"Oil, water, juice, ink—any liquids or spills, really—can soak in and stain granite," says Emily Long, a home improvement expert with SafeWise.
To keep this from happening, most granite countertops are covered in a sealant. But this layer can wear off over time, so it's up to you to reapply as needed. Luckily, sealing granite countertops is something most homeowners can do themselves by purchasing granite sealant at their local hardware store. If you want your granite to continue looking great and last for ages, check out these steps on how to seal granite countertops.
How often should you seal granite countertops?
The answer to this depends on what type of stone you have installed in your kitchen.
"For a lighter-colored stone—which is typically more porous—you should generally seal it once a year," says Long.

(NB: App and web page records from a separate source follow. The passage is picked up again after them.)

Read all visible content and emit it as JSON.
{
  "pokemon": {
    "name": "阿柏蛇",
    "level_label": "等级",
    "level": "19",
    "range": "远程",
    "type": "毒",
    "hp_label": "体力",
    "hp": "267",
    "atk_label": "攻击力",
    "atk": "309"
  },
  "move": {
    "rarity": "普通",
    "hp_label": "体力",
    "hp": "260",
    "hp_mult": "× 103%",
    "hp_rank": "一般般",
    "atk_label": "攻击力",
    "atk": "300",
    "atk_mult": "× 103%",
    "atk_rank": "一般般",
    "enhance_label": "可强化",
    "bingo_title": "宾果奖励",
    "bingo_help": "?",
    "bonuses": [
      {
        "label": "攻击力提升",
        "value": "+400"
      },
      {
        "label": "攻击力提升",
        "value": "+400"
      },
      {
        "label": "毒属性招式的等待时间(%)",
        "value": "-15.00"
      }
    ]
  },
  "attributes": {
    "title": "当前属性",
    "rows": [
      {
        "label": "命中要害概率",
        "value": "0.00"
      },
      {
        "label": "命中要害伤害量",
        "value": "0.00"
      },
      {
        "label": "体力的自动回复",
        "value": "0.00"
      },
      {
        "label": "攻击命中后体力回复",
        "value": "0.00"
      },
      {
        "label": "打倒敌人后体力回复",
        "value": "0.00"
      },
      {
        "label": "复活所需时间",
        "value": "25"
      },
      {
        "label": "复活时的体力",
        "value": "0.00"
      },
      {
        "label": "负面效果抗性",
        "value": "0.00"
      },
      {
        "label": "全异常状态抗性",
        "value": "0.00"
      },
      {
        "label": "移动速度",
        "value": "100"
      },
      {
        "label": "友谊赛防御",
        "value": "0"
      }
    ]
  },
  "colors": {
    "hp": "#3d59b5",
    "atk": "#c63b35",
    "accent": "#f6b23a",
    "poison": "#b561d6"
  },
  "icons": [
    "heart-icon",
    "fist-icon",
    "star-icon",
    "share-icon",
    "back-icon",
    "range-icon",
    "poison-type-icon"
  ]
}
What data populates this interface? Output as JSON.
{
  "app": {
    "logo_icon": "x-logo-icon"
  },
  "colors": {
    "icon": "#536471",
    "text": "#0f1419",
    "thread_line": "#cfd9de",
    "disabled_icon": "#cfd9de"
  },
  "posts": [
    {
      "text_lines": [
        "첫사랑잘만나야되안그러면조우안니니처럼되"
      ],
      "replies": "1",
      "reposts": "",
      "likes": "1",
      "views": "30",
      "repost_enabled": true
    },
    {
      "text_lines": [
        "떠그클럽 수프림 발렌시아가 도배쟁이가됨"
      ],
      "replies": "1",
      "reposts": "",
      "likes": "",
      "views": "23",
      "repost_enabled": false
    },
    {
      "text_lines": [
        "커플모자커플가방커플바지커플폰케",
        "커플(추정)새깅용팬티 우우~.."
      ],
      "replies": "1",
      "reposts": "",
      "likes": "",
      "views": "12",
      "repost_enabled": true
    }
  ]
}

Darker, harder stones can be sealed once every 10 years, or may not need to be sealed at all.
To find out if your granite countertop needs to be sealed again, simply sprinkle a few drops of water on its surface. If the water beads up, the seal is strong. If the drops pool, that means the seal is compromised and should be reapplied.
Whatever you do, don't seal your countertops if they don’t need it “just for extra protection,” as this can create a cloudy residue that’s difficult to remove. But if your countertop is in need of more sealant, proceed!

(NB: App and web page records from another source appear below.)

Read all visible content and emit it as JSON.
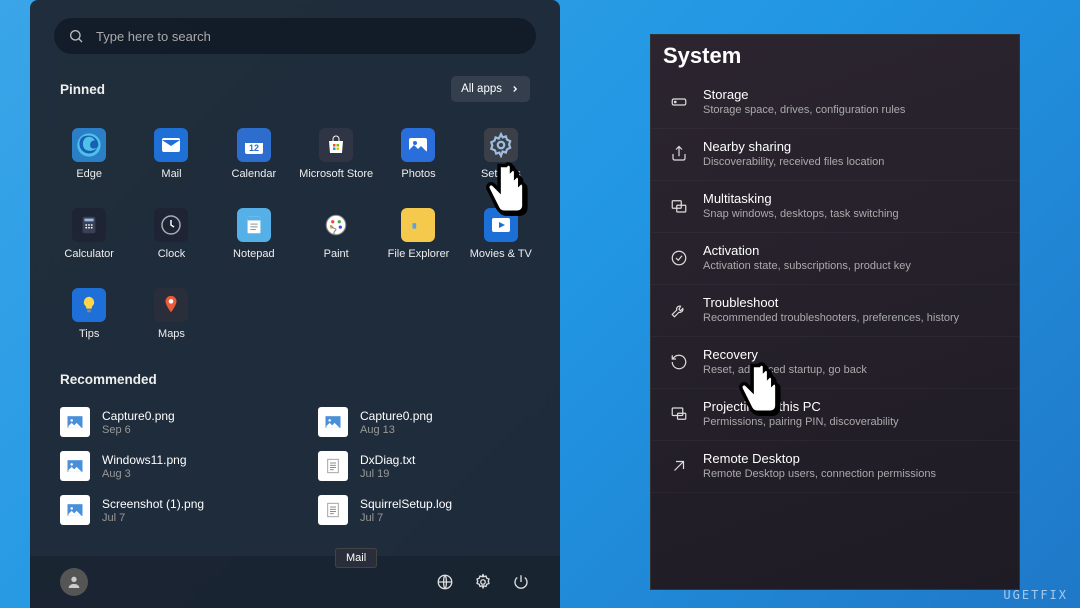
{
  "search": {
    "placeholder": "Type here to search"
  },
  "pinned_header": "Pinned",
  "all_apps_label": "All apps",
  "pinned": [
    {
      "label": "Edge",
      "fill": "#2b7fc7",
      "svg": "edge"
    },
    {
      "label": "Mail",
      "fill": "#1e6fd6",
      "svg": "mail"
    },
    {
      "label": "Calendar",
      "fill": "#2d6dce",
      "svg": "calendar"
    },
    {
      "label": "Microsoft Store",
      "fill": "#2f3544",
      "svg": "store"
    },
    {
      "label": "Photos",
      "fill": "#2a6edb",
      "svg": "photos"
    },
    {
      "label": "Settings",
      "fill": "#3a3f48",
      "svg": "gear"
    },
    {
      "label": "Calculator",
      "fill": "#1e2433",
      "svg": "calc"
    },
    {
      "label": "Clock",
      "fill": "#1e2433",
      "svg": "clock"
    },
    {
      "label": "Notepad",
      "fill": "#55b0e8",
      "svg": "notepad"
    },
    {
      "label": "Paint",
      "fill": "#ffffff",
      "svg": "paint"
    },
    {
      "label": "File Explorer",
      "fill": "#f5c94b",
      "svg": "folder"
    },
    {
      "label": "Movies & TV",
      "fill": "#1d6fd8",
      "svg": "movie"
    },
    {
      "label": "Tips",
      "fill": "#1e6fd8",
      "svg": "bulb"
    },
    {
      "label": "Maps",
      "fill": "#2a2e3a",
      "svg": "pin"
    }
  ],
  "recommended_header": "Recommended",
  "recommended": [
    {
      "title": "Capture0.png",
      "date": "Sep 6",
      "type": "image"
    },
    {
      "title": "Capture0.png",
      "date": "Aug 13",
      "type": "image"
    },
    {
      "title": "Windows11.png",
      "date": "Aug 3",
      "type": "image"
    },
    {
      "title": "DxDiag.txt",
      "date": "Jul 19",
      "type": "text"
    },
    {
      "title": "Screenshot (1).png",
      "date": "Jul 7",
      "type": "image"
    },
    {
      "title": "SquirrelSetup.log",
      "date": "Jul 7",
      "type": "text"
    }
  ],
  "footer_tooltip": "Mail",
  "settings": {
    "title": "System",
    "items": [
      {
        "label": "Storage",
        "desc": "Storage space, drives, configuration rules",
        "icon": "storage"
      },
      {
        "label": "Nearby sharing",
        "desc": "Discoverability, received files location",
        "icon": "share"
      },
      {
        "label": "Multitasking",
        "desc": "Snap windows, desktops, task switching",
        "icon": "multitask"
      },
      {
        "label": "Activation",
        "desc": "Activation state, subscriptions, product key",
        "icon": "check"
      },
      {
        "label": "Troubleshoot",
        "desc": "Recommended troubleshooters, preferences, history",
        "icon": "wrench"
      },
      {
        "label": "Recovery",
        "desc": "Reset, advanced startup, go back",
        "icon": "recovery"
      },
      {
        "label": "Projecting to this PC",
        "desc": "Permissions, pairing PIN, discoverability",
        "icon": "project"
      },
      {
        "label": "Remote Desktop",
        "desc": "Remote Desktop users, connection permissions",
        "icon": "remote"
      }
    ]
  },
  "watermark": "UGETFIX"
}
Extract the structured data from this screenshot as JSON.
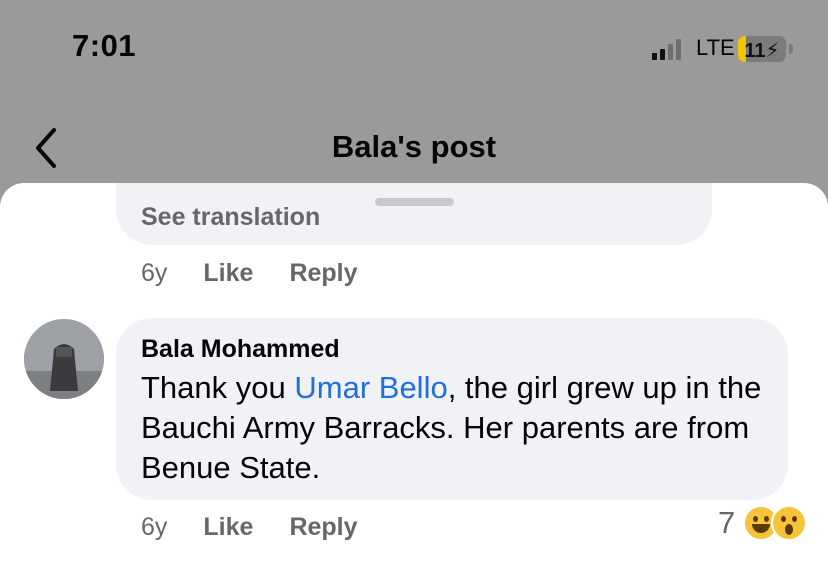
{
  "status_bar": {
    "time": "7:01",
    "network": "LTE",
    "battery": "11",
    "battery_charging_icon": "bolt-icon"
  },
  "nav": {
    "back_icon": "chevron-left-icon",
    "title": "Bala's post"
  },
  "previous_comment": {
    "see_translation": "See translation",
    "age": "6y",
    "like": "Like",
    "reply": "Reply"
  },
  "comment": {
    "author": "Bala Mohammed",
    "text_before": "Thank you ",
    "mention": "Umar Bello",
    "text_after": ", the girl grew up in the Bauchi Army Barracks.  Her parents are from Benue State.",
    "age": "6y",
    "like": "Like",
    "reply": "Reply",
    "reaction_count": "7",
    "reaction_icons": [
      "laughing-emoji-icon",
      "wow-emoji-icon"
    ]
  },
  "colors": {
    "overlay": "#9a9a9a",
    "bubble": "#f0f2f5",
    "secondary_text": "#65676b",
    "mention": "#216fdb",
    "battery_fill": "#f0c800"
  }
}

Here's how to seal granite countertops.
1. Clear off and clean your counters
First, clear everything off your countertops. Clean the granite with water and dish soap or granite cleaner and a lint-free cloth (like a microfiber cloth or an old T-shirt). Let it dry completely before you start the sealing process.
2. Spray with sealer

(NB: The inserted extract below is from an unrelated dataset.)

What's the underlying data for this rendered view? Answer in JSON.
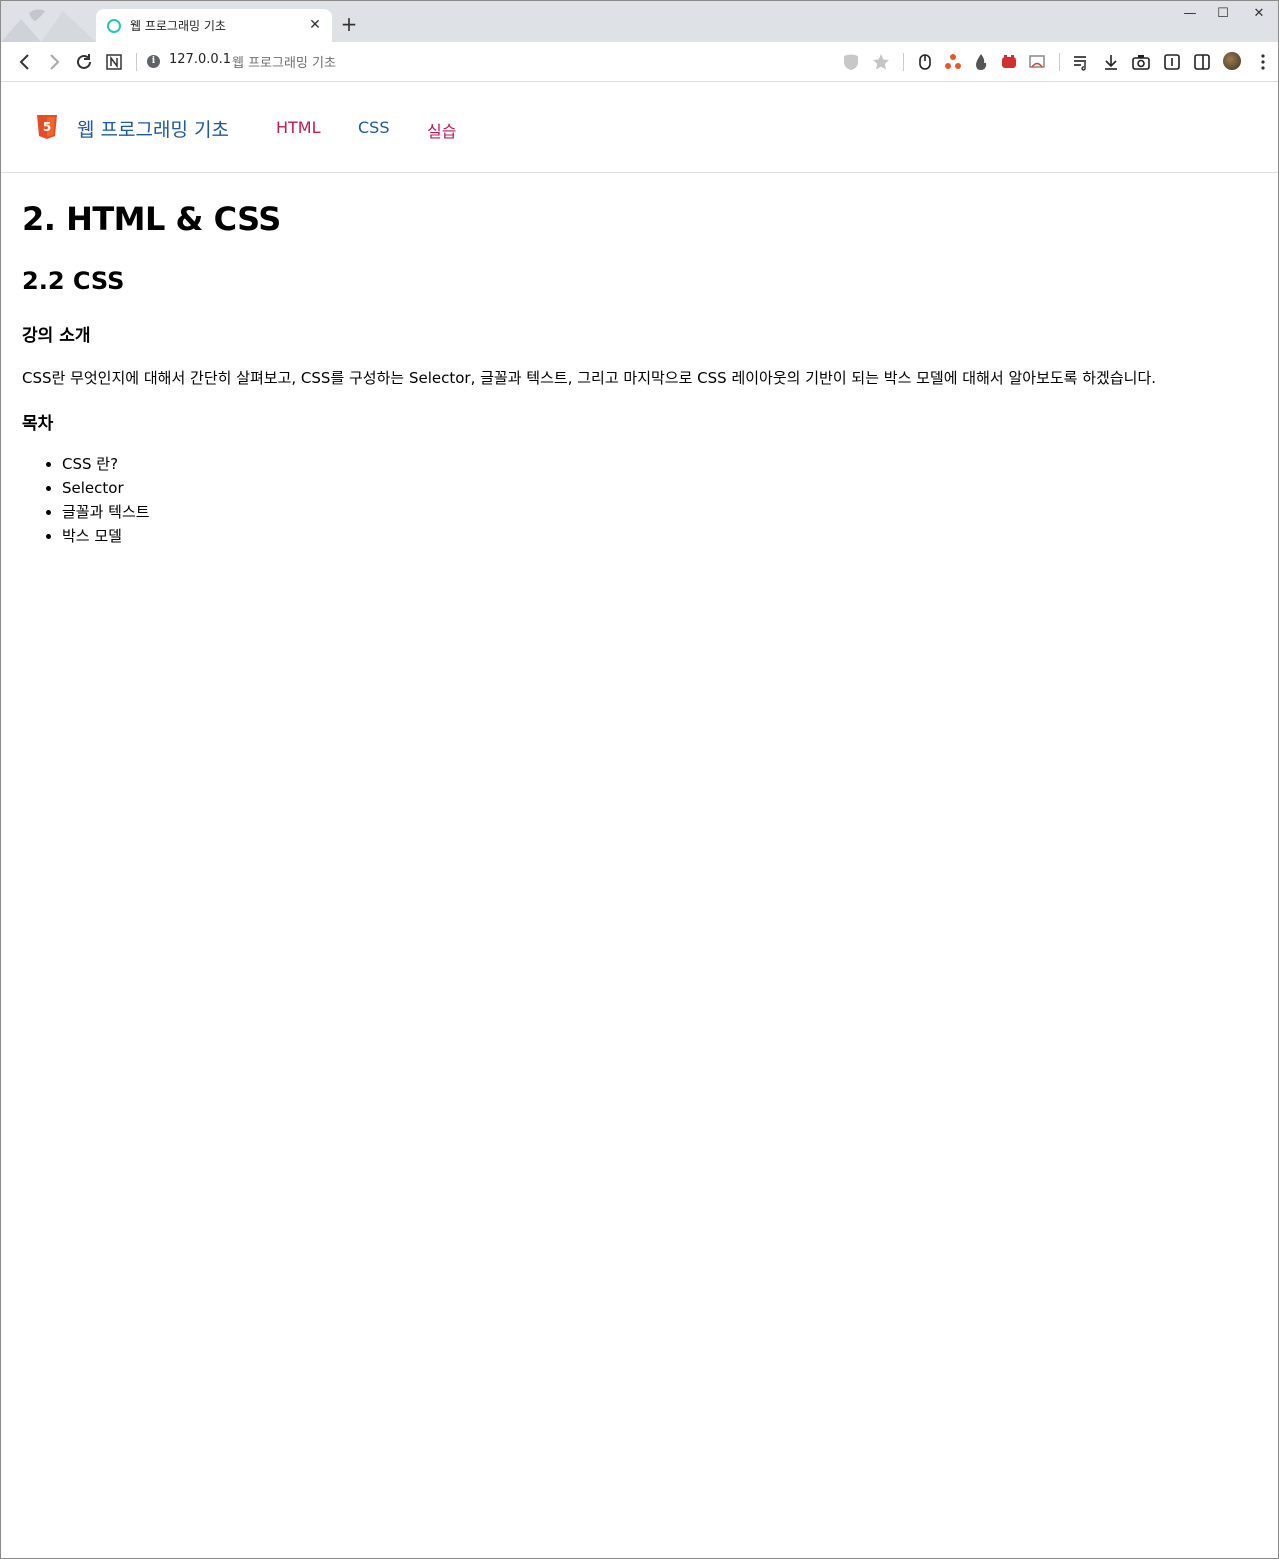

Choose a penetrating sealer specifically made for granite, or at least for natural stone. Before sealing your countertops, spray a small section in an inconspicuous corner. Make sure there’s no discoloration or residue before you continue.
While you should read the instructions on your bottle, for most sealers, you start by spraying a generous coat evenly over the surface of your countertops. Make sure you’ve covered the entire surface, with no dry spots left.
3. Wait, then wipe off
Once the countertop is completely covered in a layer of sealant, let it sit. After 15 to 20 minutes, while the sealer is still wet, wipe the surface with a lint-free cloth to mop up the excess.
4. Let it cure
Let your granite cure for at least an hour before touching or using it again; also avoid cleaning it for the next 24 to 48 hours. If you're the cornball type, this is also a good time to whisper softly to your countertops, “I’ll never take you for granite.”
5. How to protect granite countertops
After sealing, treat your counters right by cleaning them with neutral pH cleaners; never with harsh or vinegar-based cleaners. You can make your own cleaner with a solution of 50% isopropyl alcohol and 50% water.